Lee Smith, senior editor at the Weekly Standard and author of The Strong Horse: Power, Politics, and the Clash of Arab Civilizations, briefed the Middle East Forum on December 16, 2015. The obsessive international preoccupation with ISIS notwithstanding,

Lee Smith, senior editor at the Weekly Standard and author of The Strong Horse: Power, Politics, and the Clash of Arab Civilizations, briefed the Middle East Forum on December 16, 2015.

The obsessive international preoccupation with ISIS notwithstanding, Iranian expansionism poses a far greater threat to U.S. interests and regional allies than the self-proclaimed Islamic State.

Tehran boasts control of four Arab capitals (Baghdad, Damascus, Beirut, and Sana) as well as a number of powerful Shiite militias (from Hezbollah, to the Houthis, to various Iraqi groups), and has warmed relations with Moscow following the latter's military intervention in the Syrian civil war.

As a result, Washington has effectively abandoned its longstanding goal of toppling President Bashar Assad - Tehran's (and Russia's) foremost regional protégé - whose relentless sectarian cleansing has not only decimated Syria's Sunni population but has flooded Europe with illegal immigrants.

Iraqi militia leader Abu Mahdi al-Muhandis (right) with Iranian Quds Force commander Qassem Suleimani

By contrast, the ISIS problem can be best understood in the context of the territory it controls and the attendant threat to adjacent states. To be sure, the influx of Western jihadists to the nascent state is a novel and highly disturbing development that involves the risk of increased terrorism once these volunteers return home. Yet the extent of this threat should not be overstated. After all, al-Qaeda has killed far more Americans and Europeans than ISIS.

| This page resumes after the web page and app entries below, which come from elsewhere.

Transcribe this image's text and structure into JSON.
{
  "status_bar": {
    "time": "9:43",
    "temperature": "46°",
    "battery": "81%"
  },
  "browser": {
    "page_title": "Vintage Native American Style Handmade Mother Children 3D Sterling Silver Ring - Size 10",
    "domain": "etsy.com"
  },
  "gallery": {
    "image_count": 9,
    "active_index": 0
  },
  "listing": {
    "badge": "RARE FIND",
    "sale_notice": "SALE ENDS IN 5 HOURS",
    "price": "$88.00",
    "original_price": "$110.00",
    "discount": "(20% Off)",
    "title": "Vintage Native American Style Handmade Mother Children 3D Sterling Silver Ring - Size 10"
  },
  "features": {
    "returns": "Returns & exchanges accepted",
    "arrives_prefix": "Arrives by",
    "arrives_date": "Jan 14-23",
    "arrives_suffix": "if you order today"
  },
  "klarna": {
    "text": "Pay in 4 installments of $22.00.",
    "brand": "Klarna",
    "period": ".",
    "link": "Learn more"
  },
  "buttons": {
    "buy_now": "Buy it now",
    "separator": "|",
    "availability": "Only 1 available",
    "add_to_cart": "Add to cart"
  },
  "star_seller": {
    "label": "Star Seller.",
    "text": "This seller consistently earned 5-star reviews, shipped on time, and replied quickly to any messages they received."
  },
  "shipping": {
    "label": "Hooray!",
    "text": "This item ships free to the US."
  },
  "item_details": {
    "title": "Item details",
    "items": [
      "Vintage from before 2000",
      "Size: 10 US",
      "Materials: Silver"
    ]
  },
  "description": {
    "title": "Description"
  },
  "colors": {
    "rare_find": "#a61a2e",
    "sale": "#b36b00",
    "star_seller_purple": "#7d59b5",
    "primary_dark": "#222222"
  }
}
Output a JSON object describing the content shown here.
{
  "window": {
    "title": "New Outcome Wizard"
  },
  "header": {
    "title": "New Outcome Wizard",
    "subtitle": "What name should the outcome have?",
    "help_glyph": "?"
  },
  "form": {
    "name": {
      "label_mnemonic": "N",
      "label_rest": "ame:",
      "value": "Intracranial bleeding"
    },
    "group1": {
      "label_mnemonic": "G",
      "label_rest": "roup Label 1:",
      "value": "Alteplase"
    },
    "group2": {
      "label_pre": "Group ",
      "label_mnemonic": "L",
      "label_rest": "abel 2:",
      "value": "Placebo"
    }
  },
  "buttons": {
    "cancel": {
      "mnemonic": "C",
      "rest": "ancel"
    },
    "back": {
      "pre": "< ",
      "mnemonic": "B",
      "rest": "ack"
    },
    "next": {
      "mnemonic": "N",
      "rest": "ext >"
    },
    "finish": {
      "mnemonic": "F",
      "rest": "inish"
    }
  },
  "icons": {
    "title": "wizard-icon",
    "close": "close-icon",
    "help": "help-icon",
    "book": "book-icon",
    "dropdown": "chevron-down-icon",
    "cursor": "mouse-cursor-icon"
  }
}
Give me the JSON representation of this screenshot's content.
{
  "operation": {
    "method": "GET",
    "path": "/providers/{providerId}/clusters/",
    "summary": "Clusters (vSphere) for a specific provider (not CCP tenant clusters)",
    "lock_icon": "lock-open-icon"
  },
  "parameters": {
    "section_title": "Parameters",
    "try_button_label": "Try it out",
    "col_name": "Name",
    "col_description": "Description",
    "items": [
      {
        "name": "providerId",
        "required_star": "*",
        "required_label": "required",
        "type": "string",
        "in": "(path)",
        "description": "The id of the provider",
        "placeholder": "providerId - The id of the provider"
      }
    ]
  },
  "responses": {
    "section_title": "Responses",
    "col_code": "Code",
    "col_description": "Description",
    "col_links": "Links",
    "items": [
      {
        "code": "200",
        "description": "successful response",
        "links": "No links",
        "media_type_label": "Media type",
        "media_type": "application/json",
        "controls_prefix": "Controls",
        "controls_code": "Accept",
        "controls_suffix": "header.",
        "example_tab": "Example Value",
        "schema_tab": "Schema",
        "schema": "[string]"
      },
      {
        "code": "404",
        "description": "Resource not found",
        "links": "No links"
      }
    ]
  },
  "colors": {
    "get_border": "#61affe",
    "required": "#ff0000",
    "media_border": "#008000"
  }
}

Washington is perfectly capable of defeating ISIS just as it routed its precursor in the 2007 surge, when U.S. forces collaborated with local Sunni tribes against al-Qaeda and its local allies. But to do so it will need to stop its courtship of Iran, which has alienated Sunni societies and reduced their readiness to join the anti-ISIS fight, and to curb Tehran's burgeoning expansionism. This includes penalizing the repeated Iranian violations of the newly-signed nuclear agreement and toppling the Assad regime - the main lifeline to Iran's Hezbollah proxy.

This, however, is probably asking too much of the Obama administration. As the Middle East's simmering problems are exported to Europe and increasingly affect the American homeland, it remains clueless, leaving a very heavy burden for the next administration.

Summary account by Marilyn Stern, Middle East Forum Board of Governors